If you are considering walking away from your home, condo or coop in New York or New Jersey, speak with an experienced New York bankruptcy attorney and learn how bankruptcy can help mitigate your financial exposure. An experience bankruptcy attorney in New York can explain your options and help you decide on a path that makes the most financial sense for your family.
A credit card is a safe and convenient way to pay for life’s necessities. In some cases a credit card is required to purchase goods or services. Debit cards are often a poor substitute for a credit card as bank holds can tie up your account for days.

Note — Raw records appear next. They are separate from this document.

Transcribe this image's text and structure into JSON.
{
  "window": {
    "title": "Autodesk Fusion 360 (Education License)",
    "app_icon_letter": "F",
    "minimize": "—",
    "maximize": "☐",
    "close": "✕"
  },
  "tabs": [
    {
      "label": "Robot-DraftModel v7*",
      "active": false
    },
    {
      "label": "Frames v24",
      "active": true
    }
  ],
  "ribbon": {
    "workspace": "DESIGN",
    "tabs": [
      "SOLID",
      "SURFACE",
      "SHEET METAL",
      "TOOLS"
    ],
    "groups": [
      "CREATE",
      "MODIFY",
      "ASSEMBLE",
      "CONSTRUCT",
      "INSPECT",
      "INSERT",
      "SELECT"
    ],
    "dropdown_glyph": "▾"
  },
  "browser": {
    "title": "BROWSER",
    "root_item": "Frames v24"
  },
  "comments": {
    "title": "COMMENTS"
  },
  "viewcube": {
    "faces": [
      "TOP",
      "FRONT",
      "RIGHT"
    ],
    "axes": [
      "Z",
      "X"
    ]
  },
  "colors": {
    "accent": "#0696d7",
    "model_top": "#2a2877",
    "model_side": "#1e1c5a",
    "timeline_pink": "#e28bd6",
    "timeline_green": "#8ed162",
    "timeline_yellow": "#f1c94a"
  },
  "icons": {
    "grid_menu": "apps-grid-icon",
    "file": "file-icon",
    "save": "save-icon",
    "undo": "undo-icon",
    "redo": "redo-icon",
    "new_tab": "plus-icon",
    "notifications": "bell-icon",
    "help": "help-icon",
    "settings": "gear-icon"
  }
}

If you want to keep a credit card during your bankruptcy, there are a few things to know. First, the Bankruptcy Code requires that you list all of your creditors and debts owed on the date of the bankruptcy filing. Consequently, if a credit card has a zero balance on the date that you file bankruptcy, it does not need to be listed and the credit card company does not receive notice.
Second, a payment on a credit card within 90 days before your bankruptcy filing may be considered a preference payment. The bankruptcy trustee may seek a court order compelling the credit card company to turn over any pre-filing payments.
Third, intentional failure to list a credit card with a balance can result in dismissal of your bankruptcy filing in New York. The bankruptcy court expects you to be entirely truthful concerning who you owe, regardless of your intention to pay the debt.
Fourth, consider obtaining credit after your bankruptcy discharge. Many debtors are offered unsecured credit cards shortly after their bankruptcy discharge. Many creditors consider a recently discharged debtor a good credit risk because the debtor is unable to receive another bankruptcy discharge for several years, and likely has a good debt-to-income ratio. Many post-discharge credit card offers carry high interest rates and fees, so choose wisely.
Secured credit cards are another credit option after bankruptcy. A secured credit card requires a security deposit placed with the credit card company who then issues a credit line secured by the deposit. Many banks and credit unions offer their customers secured credit cards at reasonable interest rates.
If you are interested in keeping a credit card during bankruptcy, consult with your New York bankruptcy attorney. Your attorney can discuss your options and help you decide on the best way to maintain a credit card account during and after your bankruptcy.